It is important to realize that, prior to entry, ports may start requiring to see evidence of a vessel’s IEEC from the first vessel survey date after January 1, 2023.
Vessels without the necessary certification on board may increasingly encounter difficulties in being allowed to proceed into a port or to a terminal. Ultimately, this could have consequences for a vessel owner’s obligations under a charterparty agreement, if the vessel is unable to proceed to ports, nominated by the charterer.
Furthermore, failure to obtain an IEEC could be viewed as a breach of the MARPOL convention and, as such, may render the vessel technically “unseaworthy”. Such a charge could have unfavorable implications, not only for the vessel operators, who are usually contractually obliged under the terms of a charterparty agreement to provide a “seaworthy” vessel for their charterers, but also for individual cargo owners, under the terms of the affreightment or bills of lading contracts.
The method a ship owner chooses to achieve EEXI certification, and the alternative fuel type they decide to adapt their engines to run on, will be largely up to them.
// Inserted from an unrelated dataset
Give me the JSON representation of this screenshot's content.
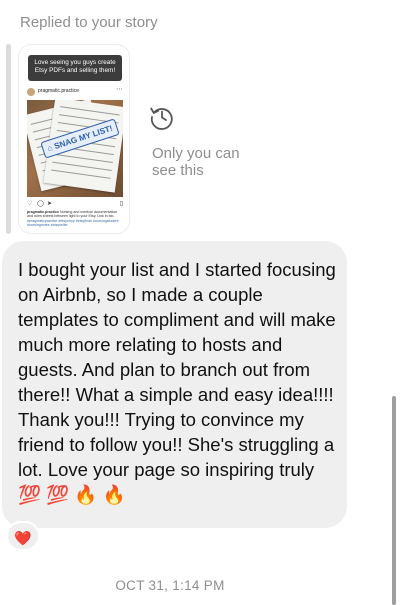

However, the failure of an owner to achieve EEXI certification for a vessel and to obtain an IEEC, could have implications for insurance cover. Voyage policies often require the vessel to be seaworthy at the commencement of the voyage. Under a time policy, the vessel is required not to set to sea if the insured knows it to be in an unseaworthy state.
While vessel charterers do not choose the fuel type, as vessel owners and operators make that decision, the new requirements, nonetheless, present them with a number of challenging decisions to make. As they often hire a ship for several years at a time, the end date of a charter agreement might fall after the new MEPC rules come into force.
Charterers need to consider what action they would take, if, for example, the vessel they hire is considered to have become unseaworthy, on account of the owner not being able to obtain an IEEC at its first survey following the vessel’s next annual, intermediate or renewal survey on or after January 1, 2023.
Depending on the terms of a charterparty agreement, a time charterer may be able to cancel the contract, if the vessel owner fails to acquire an IEEC. The time charterer could face potential issues with any voyage sub-charters they enter into on that vessel, if the owner fails to obtain the certificate.
However, if a time charterer is contractually permitted to cancel a charterparty agreement, they would then need to find and hire another ship in order to fulfill their obligations to sub-charterers, possibly at increased charter hire rates, prevailing at that time.
Another major consideration for time charterers is how they will supply the energy sources, as under the terms of most time charterparty agreements, they not only pay for the fuel (commonly called “bunkers”), but also have to supply it.
Aware of increasing environmental concerns, ship owners are currently considering the various options for alternative fuels and propulsion methods for their vessels. Time charterers will need to consider carefully which vessels to hire. The less established, and in some cases, not yet available fuel types, may present sourcing, storage, and supply challenges.
There will be supply issues, even if the alternatives are employed just as “dual fuels,” where they are mixed with heavy fuel oil (HFO) or very low sulfur fuel oil (VLSFO) in order to be able to ignite within the vessel engine cylinders. Examples of dual fuels include:
Alternative propulsion, such as sail, electrical, and nuclear power are further options that vessel owners may be considering at this time.
With the gradual arrival of alternative fuels and propulsion methods in the shipping sector, there are now more opportunities to opt for greener energy sources to cut carbon emissions. However, vessel engines may need substantial modifications in order to be able to use such fuels, even as dual fuels.
A charterer opting for a vessel that is using an alternative energy source will have to consider its quality, future cost, and its likely availability. Unlike the fuel that we use in our cars, there are no international quality standards for many of the alternative fuels for shipping. Time charterers opting for vessels that run on alternative fuels, will need to check whether the ports along the route are able to source and supply them and whether they will offer guarantees as to the quality of the fuel supplied. Also, ship crews need to be trained in handling these new fuels, as some are known to be more caustic and errors could lead to substantial losses and potentially to crew injury.
Although the industry focus has been predominantly on the sulfur and carbon emissions from commercial vessels, there are other issues on the horizon, such as the nitric oxide (NOx) and particulate matter emissions (PM) from some of the alternative fuels. It is reasonable to assume that, like sulfur and carbon, these will also become subject to more rigorous testing and will have their own reduction targets set, as the shipping industry strives to achieve acceptable environmental standards.
The new MARPOL Annex VI changes on vessel emissions and the growing availability of alternative fuel sources, present ship owners, operators, and charterers with a number of difficult decisions to make. Obtaining the necessary documentation must be top of mind for those in the maritime industry. If a vessel is deemed unseaworthy, due to its owner’s failure to obtain an IEEC when required to do so, insurance policies covering the vessel, and the charterer’s liability, may be seriously affected. This could then precipitate concerns for vessel financiers, who normally mandate that adequate marine hull and hull war insurances and P&I cover is maintained at all times, for the vessel they are financing.